Disappointing, but I guess even in a remarkable year, you really can’t win them all.
This race will of course be analyzed six ways to Sunday, and the GOP in particular will try to claim they won it thanks to their promise of a Senate “firewall” against a “liberal agenda”… but I’m hesitant to attach much credence to that proposition. Voters this year (outside of Georgia, at least) clearly seem to want a change in course in Washington, and a Congress that can sidestep gridlock and get things done; nothing has happened in the last four weeks to change that prevailing sentiment.
I think the most logical thing here is to chalk the result up to traditional political dynamics: low turnout in a runoff, which always gives an advantage to the incumbent. (The three House special elections in Illinois, Louisiana, and Mississippi earlier this year that swung to the Dems might superficially seem to defy that rule, but it’s worth remembering that none of those races had an incumbent.)
On the bright side, while the ongoing recount in Minnesota remains a nail-biter, there are several developments that bode well for Al Franken against Norm Coleman. As Nate Silver explains, once you take into account today’s numbers, and the way challenged ballots and absentee ballots will be handled, it’s even closer than official reports might lead you to believe—just a handful of votes apart, well within reach. It’ll be several more days before we have any kind of even semi-conclusive result there, though.
Even if the Minnesota seat falls into the “D” column, though, that would make only 59—short of the magically delicious filibuster-proof 60. However, we shouldn’t write the possibility off just yet. As I’ve suggested before, I wouldn’t bet against back-channel talks between the Democratic Senate leadership and notoriously moderate Republicans Olympia Snowe and/or Susan Collins, trying to entice one or both of them to jump ship.
It’s not implausible. Put yourself in the shoes of either Maine Senator: would you rather be on the political fringe of a discredited minority party, seen as standing in the way of progress at a crucial time for the country, even while your own side routinely castigates you with terms like “RINO”—or would you rather come in out of the wilderness, be the hero who delivers the critical vote to the winning side, and get some nice committee-seat perks in the process?

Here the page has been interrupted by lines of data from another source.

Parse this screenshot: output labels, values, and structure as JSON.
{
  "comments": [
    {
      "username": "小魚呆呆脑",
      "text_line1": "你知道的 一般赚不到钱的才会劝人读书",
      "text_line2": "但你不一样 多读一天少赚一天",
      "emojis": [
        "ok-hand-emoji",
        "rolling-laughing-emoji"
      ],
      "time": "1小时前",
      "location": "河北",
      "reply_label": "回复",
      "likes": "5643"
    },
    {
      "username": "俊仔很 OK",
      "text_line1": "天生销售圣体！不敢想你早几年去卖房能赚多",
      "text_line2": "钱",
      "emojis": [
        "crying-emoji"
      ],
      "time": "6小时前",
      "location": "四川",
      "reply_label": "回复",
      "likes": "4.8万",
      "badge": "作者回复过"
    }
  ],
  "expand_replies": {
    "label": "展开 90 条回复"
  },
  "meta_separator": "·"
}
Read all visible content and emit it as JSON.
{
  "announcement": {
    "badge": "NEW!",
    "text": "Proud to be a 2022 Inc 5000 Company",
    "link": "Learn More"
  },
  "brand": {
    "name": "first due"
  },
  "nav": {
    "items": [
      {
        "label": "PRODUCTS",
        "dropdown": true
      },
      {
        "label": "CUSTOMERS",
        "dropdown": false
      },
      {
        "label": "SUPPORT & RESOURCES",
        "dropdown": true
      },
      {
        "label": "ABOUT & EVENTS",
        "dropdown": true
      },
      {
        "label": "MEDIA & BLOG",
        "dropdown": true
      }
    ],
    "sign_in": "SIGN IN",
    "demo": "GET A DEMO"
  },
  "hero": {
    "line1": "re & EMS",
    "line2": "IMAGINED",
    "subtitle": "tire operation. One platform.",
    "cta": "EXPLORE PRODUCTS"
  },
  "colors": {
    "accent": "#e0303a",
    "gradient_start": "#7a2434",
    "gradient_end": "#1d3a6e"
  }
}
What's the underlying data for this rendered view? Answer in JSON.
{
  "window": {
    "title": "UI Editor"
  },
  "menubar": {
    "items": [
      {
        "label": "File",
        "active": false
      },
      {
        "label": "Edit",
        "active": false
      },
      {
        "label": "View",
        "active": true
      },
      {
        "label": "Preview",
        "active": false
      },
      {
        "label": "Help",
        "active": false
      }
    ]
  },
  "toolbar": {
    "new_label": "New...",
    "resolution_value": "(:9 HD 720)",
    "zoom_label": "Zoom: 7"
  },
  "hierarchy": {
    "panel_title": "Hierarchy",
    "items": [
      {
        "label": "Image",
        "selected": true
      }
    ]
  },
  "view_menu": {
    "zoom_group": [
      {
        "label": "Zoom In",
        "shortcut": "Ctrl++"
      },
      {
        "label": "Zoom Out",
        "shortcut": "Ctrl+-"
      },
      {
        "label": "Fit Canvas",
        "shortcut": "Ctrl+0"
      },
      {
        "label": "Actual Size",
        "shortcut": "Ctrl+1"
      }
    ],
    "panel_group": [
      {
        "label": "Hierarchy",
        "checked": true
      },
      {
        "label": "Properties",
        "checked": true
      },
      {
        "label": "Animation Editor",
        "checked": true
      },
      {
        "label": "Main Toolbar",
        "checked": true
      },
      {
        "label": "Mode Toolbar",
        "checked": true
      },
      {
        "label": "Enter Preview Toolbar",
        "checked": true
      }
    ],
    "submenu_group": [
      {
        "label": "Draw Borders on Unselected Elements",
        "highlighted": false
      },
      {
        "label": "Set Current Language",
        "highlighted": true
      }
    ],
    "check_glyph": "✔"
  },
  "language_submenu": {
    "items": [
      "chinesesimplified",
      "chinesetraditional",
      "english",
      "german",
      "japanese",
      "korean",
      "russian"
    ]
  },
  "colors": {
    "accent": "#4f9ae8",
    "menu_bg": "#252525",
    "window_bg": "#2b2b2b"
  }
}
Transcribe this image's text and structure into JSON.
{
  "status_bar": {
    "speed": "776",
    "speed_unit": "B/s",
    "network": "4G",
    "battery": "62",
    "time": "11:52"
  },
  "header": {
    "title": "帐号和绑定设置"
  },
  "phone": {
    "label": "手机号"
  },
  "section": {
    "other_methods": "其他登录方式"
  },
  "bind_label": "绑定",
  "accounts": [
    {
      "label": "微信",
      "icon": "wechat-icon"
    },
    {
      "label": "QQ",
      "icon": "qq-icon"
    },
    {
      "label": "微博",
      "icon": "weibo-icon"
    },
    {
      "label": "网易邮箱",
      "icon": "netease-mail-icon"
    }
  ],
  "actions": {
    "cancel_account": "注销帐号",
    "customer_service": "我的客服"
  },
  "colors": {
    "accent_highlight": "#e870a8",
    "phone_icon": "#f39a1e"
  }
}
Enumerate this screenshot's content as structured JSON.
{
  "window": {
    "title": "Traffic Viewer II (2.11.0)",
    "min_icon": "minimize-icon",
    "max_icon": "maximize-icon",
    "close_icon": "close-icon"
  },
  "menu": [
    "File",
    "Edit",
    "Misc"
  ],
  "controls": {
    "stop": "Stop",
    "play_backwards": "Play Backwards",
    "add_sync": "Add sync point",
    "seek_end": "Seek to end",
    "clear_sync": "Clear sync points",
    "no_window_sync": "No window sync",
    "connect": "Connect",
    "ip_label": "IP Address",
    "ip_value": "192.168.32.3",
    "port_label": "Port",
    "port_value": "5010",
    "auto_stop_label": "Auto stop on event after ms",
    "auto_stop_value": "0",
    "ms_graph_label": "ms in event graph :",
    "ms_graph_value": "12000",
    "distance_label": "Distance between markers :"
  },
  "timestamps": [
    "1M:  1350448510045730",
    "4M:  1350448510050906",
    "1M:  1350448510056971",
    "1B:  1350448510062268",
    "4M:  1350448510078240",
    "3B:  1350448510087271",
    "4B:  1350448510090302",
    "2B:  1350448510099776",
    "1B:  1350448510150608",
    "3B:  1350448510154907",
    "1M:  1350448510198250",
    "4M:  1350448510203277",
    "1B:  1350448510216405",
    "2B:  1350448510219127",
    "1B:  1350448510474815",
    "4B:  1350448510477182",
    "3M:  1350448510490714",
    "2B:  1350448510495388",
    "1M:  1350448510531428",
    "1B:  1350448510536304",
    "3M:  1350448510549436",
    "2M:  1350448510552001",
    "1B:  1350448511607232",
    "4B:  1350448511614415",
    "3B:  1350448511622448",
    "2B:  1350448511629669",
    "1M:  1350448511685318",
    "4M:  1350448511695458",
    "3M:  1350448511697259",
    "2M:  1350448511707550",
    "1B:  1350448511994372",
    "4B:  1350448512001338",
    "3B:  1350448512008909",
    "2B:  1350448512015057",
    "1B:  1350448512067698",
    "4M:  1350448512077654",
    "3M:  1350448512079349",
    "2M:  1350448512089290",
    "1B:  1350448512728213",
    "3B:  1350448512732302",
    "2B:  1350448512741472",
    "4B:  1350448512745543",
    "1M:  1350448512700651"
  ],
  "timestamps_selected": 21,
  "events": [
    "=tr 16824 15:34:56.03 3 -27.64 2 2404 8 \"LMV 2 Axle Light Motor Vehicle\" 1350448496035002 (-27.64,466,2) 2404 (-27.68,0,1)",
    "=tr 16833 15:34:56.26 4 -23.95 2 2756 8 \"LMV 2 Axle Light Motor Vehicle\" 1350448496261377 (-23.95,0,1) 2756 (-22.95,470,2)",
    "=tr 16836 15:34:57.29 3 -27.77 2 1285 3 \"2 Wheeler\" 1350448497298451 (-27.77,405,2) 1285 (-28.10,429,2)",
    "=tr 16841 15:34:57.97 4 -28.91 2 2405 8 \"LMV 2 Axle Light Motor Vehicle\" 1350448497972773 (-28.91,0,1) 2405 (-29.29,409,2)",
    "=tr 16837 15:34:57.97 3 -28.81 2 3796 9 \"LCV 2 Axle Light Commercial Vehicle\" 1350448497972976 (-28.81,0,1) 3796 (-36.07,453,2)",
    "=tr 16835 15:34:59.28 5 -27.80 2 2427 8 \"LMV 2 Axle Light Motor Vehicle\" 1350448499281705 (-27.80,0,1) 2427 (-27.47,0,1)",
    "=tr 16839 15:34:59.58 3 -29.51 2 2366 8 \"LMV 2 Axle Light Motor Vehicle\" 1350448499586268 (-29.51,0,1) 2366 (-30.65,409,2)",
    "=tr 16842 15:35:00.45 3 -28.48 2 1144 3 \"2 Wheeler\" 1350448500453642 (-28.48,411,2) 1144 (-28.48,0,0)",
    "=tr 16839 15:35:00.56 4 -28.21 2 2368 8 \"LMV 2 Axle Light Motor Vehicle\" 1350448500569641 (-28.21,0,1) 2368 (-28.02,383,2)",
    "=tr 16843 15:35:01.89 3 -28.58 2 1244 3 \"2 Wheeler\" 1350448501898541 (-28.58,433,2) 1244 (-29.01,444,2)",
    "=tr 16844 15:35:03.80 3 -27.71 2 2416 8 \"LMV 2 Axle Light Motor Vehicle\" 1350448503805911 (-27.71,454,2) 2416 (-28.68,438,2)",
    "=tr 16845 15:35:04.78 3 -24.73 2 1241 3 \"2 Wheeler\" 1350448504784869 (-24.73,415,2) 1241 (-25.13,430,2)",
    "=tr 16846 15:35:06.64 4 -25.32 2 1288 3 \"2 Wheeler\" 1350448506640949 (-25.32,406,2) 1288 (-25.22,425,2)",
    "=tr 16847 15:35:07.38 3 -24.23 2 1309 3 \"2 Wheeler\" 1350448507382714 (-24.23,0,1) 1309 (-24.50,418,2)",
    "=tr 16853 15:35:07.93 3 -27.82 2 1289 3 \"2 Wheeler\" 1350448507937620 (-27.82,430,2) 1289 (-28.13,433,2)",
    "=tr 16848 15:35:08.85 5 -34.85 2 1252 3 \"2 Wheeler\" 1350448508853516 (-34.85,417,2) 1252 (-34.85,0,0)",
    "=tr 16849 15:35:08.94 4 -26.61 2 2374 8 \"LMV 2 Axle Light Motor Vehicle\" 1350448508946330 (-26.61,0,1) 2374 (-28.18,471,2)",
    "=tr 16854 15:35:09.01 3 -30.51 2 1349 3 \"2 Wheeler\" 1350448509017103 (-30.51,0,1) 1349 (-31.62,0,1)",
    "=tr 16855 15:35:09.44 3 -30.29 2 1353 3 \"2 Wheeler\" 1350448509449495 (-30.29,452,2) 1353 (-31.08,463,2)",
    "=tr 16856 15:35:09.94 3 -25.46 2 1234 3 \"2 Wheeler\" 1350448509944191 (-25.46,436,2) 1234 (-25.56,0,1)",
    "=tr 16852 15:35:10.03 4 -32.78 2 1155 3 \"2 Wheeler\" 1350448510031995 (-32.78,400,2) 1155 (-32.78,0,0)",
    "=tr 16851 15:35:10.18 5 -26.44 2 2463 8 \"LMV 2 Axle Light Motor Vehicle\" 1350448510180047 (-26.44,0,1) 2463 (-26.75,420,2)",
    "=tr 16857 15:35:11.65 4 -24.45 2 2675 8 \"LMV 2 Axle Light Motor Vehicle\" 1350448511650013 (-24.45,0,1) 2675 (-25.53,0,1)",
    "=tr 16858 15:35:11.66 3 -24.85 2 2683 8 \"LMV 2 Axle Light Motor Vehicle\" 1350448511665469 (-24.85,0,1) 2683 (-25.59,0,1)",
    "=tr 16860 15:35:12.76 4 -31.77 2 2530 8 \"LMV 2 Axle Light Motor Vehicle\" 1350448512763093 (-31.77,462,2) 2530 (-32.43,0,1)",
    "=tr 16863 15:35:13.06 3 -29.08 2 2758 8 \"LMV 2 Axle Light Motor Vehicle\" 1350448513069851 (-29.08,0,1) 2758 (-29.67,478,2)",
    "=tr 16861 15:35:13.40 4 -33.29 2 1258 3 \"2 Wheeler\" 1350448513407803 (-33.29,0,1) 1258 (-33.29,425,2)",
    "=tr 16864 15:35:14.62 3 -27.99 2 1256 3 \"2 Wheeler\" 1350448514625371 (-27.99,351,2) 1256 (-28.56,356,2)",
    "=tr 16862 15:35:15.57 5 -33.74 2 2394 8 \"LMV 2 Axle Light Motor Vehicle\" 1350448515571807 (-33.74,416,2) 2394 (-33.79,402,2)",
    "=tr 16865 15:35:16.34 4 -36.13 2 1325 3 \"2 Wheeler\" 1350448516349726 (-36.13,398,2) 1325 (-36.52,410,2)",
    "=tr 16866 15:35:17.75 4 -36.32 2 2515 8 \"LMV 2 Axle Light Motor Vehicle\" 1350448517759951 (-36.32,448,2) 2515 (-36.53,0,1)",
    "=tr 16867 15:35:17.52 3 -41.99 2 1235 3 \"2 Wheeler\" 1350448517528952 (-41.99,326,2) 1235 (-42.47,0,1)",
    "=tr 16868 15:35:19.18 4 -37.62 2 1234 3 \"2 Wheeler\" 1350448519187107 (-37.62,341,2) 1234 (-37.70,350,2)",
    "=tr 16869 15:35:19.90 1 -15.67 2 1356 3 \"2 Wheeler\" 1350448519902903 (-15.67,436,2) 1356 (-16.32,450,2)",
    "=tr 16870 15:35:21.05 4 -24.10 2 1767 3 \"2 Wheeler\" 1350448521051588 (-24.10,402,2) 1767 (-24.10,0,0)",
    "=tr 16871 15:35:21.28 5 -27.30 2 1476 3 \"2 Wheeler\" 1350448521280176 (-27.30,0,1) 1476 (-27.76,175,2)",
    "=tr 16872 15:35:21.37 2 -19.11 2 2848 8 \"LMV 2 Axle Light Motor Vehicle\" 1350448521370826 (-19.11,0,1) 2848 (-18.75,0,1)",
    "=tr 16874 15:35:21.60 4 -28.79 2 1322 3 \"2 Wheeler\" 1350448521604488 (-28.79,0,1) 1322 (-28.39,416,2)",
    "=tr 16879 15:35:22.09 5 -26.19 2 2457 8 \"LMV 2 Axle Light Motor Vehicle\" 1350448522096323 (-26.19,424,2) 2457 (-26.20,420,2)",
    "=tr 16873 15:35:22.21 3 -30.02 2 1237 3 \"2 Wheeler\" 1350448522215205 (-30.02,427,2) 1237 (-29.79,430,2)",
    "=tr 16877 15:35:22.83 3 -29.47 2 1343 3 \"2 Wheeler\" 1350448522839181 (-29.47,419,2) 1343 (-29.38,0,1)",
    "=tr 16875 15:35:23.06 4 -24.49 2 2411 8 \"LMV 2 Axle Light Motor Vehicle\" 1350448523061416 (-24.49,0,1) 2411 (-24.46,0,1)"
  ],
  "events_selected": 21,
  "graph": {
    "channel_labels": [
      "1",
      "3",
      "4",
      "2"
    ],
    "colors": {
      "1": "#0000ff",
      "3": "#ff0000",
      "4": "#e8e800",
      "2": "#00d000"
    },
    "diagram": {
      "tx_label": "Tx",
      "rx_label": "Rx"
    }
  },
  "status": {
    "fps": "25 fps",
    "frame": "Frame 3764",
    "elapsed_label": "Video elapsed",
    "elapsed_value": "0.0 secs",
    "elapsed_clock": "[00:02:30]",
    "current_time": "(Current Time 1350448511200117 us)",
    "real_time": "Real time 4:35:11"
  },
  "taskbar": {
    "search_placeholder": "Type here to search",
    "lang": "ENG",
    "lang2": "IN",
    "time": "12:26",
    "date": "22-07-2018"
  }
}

We won’t hear a peep about it unless and until one of them decides to act, of course… but the prospect has to be impossible to ignore, and you just know the officially unofficial negotations have, as of tonight, taken on new importance.Tags: Congress, Election 2008, Republicans, Senate